Provided data
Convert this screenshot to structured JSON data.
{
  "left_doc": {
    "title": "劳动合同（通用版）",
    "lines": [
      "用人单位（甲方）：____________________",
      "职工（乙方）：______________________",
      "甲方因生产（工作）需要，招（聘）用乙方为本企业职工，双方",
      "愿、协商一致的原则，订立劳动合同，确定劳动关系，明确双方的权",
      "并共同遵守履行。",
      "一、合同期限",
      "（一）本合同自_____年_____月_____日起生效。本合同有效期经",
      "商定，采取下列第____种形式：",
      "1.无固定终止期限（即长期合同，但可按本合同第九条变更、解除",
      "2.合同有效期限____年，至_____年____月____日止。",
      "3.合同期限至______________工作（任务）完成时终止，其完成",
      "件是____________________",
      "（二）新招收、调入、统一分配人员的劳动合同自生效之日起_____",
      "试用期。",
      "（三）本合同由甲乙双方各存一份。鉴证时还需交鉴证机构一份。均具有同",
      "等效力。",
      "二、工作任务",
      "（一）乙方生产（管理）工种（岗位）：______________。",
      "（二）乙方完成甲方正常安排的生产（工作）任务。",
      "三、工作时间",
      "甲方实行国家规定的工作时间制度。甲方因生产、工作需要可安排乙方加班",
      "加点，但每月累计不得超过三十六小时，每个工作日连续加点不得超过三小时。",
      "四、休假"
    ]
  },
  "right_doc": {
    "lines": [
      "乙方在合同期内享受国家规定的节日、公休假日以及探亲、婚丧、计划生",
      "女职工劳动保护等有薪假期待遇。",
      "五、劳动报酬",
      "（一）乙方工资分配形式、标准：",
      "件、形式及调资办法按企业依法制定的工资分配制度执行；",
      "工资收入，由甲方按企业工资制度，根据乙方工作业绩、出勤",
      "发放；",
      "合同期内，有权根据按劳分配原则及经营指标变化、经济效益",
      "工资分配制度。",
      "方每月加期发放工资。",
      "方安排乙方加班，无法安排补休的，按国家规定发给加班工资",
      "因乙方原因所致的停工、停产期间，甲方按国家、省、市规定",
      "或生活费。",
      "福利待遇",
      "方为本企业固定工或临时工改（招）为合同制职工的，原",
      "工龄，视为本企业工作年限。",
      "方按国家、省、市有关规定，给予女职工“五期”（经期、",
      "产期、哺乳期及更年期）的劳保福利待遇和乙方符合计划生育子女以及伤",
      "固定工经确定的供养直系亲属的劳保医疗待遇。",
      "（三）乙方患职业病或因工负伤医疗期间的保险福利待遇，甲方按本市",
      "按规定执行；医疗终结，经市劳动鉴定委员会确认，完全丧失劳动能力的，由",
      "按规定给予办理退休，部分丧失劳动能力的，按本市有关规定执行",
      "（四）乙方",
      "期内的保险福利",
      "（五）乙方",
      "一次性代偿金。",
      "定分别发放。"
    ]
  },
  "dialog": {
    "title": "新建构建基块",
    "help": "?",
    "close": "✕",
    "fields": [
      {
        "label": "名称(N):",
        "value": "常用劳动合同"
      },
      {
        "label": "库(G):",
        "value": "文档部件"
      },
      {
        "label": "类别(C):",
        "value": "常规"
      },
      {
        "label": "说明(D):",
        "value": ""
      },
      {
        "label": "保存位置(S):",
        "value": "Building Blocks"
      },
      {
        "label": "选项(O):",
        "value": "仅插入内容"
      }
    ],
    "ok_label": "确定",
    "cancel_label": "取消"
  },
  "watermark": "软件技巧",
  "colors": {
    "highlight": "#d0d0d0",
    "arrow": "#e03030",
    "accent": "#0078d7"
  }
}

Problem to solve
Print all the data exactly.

Output for this task
Convert this screenshot to structured JSON data.
{
  "left_doc": {
    "title": "劳动合同（通用版）",
    "lines": [
      "用人单位（甲方）：____________________",
      "职工（乙方）：______________________",
      "甲方因生产（工作）需要，招（聘）用乙方为本企业职工，双方",
      "愿、协商一致的原则，订立劳动合同，确定劳动关系，明确双方的权",
      "并共同遵守履行。",
      "一、合同期限",
      "（一）本合同自_____年_____月_____日起生效。本合同有效期经",
      "商定，采取下列第____种形式：",
      "1.无固定终止期限（即长期合同，但可按本合同第九条变更、解除",
      "2.合同有效期限____年，至_____年____月____日止。",
      "3.合同期限至______________工作（任务）完成时终止，其完成",
      "件是____________________",
      "（二）新招收、调入、统一分配人员的劳动合同自生效之日起_____",
      "试用期。",
      "（三）本合同由甲乙双方各存一份。鉴证时还需交鉴证机构一份。均具有同",
      "等效力。",
      "二、工作任务",
      "（一）乙方生产（管理）工种（岗位）：______________。",
      "（二）乙方完成甲方正常安排的生产（工作）任务。",
      "三、工作时间",
      "甲方实行国家规定的工作时间制度。甲方因生产、工作需要可安排乙方加班",
      "加点，但每月累计不得超过三十六小时，每个工作日连续加点不得超过三小时。",
      "四、休假"
    ]
  },
  "right_doc": {
    "lines": [
      "乙方在合同期内享受国家规定的节日、公休假日以及探亲、婚丧、计划生",
      "女职工劳动保护等有薪假期待遇。",
      "五、劳动报酬",
      "（一）乙方工资分配形式、标准：",
      "件、形式及调资办法按企业依法制定的工资分配制度执行；",
      "工资收入，由甲方按企业工资制度，根据乙方工作业绩、出勤",
      "发放；",
      "合同期内，有权根据按劳分配原则及经营指标变化、经济效益",
      "工资分配制度。",
      "方每月加期发放工资。",
      "方安排乙方加班，无法安排补休的，按国家规定发给加班工资",
      "因乙方原因所致的停工、停产期间，甲方按国家、省、市规定",
      "或生活费。",
      "福利待遇",
      "方为本企业固定工或临时工改（招）为合同制职工的，原",
      "工龄，视为本企业工作年限。",
      "方按国家、省、市有关规定，给予女职工“五期”（经期、",
      "产期、哺乳期及更年期）的劳保福利待遇和乙方符合计划生育子女以及伤",
      "固定工经确定的供养直系亲属的劳保医疗待遇。",
      "（三）乙方患职业病或因工负伤医疗期间的保险福利待遇，甲方按本市",
      "按规定执行；医疗终结，经市劳动鉴定委员会确认，完全丧失劳动能力的，由",
      "按规定给予办理退休，部分丧失劳动能力的，按本市有关规定执行",
      "（四）乙方",
      "期内的保险福利",
      "（五）乙方",
      "一次性代偿金。",
      "定分别发放。"
    ]
  },
  "dialog": {
    "title": "新建构建基块",
    "help": "?",
    "close": "✕",
    "fields": [
      {
        "label": "名称(N):",
        "value": "常用劳动合同"
      },
      {
        "label": "库(G):",
        "value": "文档部件"
      },
      {
        "label": "类别(C):",
        "value": "常规"
      },
      {
        "label": "说明(D):",
        "value": ""
      },
      {
        "label": "保存位置(S):",
        "value": "Building Blocks"
      },
      {
        "label": "选项(O):",
        "value": "仅插入内容"
      }
    ],
    "ok_label": "确定",
    "cancel_label": "取消"
  },
  "watermark": "软件技巧",
  "colors": {
    "highlight": "#d0d0d0",
    "arrow": "#e03030",
    "accent": "#0078d7"
  }
}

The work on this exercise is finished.